Leaf Type: Black
Where to Buy: Golden Tips
Originating from India, Masala Chai or ‘Spiced Tea’ is one of the most popular black tea blends in the world. This ancient traditional recipe is prepared by blending a strong & robust black tea with an array of fresh & aromatic spices. Our signature ‘Masala Chai Spiced Tea’ is symbolic of the original house blend which has been cherished in India for decades now. A combination of Assam CTC & orthodox leaves blended in a varying ratio is taken as the base. The base tea is then blended with exotic and fresh indian spices including crushed cardamom, cinnamon, black pepper, long pepper, dry ginger and clove.
Learn more about this tea here.
I’m always so excited to try a new chai – one that I’ve not yet tried. So, I was happy to find this India’s Original Masala Chai from Golden Tips in my stash of teas waiting for review!
The dry leaf is a very fine CTC. Even the spices are pretty finely chopped or ground, so it would benefit your teacup to give the pouch a good shake before you open it and measure it out.
To brew it, I measured out one bamboo scoop of the tea and then I shook off just a little bit from the scoop. Since the chop is so fine, you don’t need a whole scoop of tea! Then I put the tea into the basket of my Kati tumbler and added 12 ounces of boiling water and let it steep for 2 1/2 minutes. Again, since this is a finely chopped tea, you don’t want to steep it too long. 2 1/2 minutes produced a very flavorful cuppa for me – I wouldn’t recommend steeping it much longer than that otherwise you may wind up with a bitter tasting tea.
This is really good!
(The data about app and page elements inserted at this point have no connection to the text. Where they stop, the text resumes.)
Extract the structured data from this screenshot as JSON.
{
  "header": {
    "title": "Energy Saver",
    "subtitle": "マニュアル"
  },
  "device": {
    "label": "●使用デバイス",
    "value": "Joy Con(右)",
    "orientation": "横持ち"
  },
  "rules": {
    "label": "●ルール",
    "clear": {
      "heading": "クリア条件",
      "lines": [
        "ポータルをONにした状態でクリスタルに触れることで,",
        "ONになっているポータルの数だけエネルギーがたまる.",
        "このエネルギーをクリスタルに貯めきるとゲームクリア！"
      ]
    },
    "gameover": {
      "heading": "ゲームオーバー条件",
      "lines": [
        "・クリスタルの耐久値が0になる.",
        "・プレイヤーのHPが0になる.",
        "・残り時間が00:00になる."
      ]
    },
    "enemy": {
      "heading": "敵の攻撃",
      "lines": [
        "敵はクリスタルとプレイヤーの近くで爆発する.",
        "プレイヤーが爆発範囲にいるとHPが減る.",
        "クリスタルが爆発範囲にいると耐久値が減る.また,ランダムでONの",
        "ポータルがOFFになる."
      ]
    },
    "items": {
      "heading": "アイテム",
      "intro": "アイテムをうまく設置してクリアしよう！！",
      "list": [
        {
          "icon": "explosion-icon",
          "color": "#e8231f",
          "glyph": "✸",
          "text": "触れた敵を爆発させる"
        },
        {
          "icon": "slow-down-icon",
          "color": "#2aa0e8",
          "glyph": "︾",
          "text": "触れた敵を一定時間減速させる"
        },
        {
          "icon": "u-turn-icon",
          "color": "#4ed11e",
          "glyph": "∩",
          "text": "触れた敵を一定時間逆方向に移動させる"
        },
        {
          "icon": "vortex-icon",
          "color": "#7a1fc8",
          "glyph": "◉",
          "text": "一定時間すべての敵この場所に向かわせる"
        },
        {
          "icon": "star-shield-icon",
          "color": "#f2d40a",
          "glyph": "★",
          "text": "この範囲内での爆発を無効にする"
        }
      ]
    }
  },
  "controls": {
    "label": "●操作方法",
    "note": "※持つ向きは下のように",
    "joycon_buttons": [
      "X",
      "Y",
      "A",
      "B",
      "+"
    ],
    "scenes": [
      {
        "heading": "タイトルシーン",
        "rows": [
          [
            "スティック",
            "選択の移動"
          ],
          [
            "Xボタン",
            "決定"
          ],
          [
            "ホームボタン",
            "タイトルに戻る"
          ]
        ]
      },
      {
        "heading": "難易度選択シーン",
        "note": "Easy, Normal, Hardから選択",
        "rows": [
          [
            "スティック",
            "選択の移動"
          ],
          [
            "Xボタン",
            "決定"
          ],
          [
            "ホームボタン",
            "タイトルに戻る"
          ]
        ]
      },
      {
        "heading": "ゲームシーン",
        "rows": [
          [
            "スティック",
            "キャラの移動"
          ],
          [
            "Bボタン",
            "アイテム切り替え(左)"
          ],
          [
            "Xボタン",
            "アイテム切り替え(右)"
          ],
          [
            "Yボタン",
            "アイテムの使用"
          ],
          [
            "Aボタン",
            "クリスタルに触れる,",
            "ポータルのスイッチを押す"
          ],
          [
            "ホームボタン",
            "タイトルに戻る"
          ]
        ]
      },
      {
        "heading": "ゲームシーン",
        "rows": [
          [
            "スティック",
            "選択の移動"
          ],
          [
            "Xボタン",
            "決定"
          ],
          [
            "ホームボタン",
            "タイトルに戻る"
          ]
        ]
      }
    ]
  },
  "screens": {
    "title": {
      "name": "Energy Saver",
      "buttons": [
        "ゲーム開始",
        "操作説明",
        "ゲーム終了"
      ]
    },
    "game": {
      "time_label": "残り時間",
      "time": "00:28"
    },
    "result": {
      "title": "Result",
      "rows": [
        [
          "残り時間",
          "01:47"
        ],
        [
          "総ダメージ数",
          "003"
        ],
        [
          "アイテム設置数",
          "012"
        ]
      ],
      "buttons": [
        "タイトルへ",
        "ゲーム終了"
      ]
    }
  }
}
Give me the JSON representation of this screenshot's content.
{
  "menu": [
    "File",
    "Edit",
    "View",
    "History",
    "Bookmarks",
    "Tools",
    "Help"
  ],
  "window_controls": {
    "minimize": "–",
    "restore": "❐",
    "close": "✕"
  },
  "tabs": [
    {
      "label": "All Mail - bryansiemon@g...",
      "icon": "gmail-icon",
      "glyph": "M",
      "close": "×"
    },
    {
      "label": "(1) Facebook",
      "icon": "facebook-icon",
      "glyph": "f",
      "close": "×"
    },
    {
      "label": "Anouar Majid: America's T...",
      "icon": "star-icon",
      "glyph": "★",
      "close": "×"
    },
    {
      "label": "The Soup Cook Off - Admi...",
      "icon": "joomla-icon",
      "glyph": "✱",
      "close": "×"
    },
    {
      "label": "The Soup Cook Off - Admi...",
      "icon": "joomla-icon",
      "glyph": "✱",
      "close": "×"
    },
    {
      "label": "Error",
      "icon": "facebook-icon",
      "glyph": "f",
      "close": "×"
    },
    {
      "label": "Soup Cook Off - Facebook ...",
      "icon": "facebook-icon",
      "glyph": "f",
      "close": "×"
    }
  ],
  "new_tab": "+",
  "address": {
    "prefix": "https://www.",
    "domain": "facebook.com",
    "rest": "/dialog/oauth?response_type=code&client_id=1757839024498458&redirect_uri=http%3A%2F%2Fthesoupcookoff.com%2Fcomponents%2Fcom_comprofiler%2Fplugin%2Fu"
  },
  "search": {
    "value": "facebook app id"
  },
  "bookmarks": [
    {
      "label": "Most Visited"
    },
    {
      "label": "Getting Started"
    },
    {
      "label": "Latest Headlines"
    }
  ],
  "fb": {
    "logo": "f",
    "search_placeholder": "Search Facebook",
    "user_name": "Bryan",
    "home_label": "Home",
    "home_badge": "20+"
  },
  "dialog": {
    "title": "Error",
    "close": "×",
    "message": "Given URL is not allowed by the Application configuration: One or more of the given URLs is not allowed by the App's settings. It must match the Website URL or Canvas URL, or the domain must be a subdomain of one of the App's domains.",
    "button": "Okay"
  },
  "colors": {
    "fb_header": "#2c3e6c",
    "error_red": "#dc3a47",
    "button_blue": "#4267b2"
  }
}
The spices are ‘moderately spiced’ – that is to say that it’s not super spicy, but not what I’d call mild either. I think that if you typically shy away from a chai because it’s too spicy for you, you might find that this chai is to your liking. It’s warmly spiced without going overboard.
And I like that the spices are really nicely balanced. I taste cinnamon, clove, cardamom, ginger and pepper, but I don’t notice that any one or two of these trying to overpower the rest. It’s warm and zesty, like a delicious spice cake. All the spices are present and accounted for but they don’t overwhelm the cup or the flavor of the black tea.
And the black tea is the star of this cup. That doesn’t happen too often in a chai. Now, don’t get me wrong, I LOVE a good, spicy chai! But I also like other ‘chai’ blends that offer a balance of flavors like this one has achieved.
This tea offers a robust, full-flavored taste of black tea. The tea is an Assam tea so I get a strong malty character that I like. It’s rich and smooth. Not too astringent and not bitter (although I suspect it could be bitter if I had oversteeped it!)
And this tea offers a pleasant flavor of spices that tingle on the palate. The flavor of the spices builds, but it builds in a really pleasant way. I haven’t felt like “oh, that’s spicy!” Instead, it’s more like … nice! Warm! Zesty! Yum!
A really nice chai!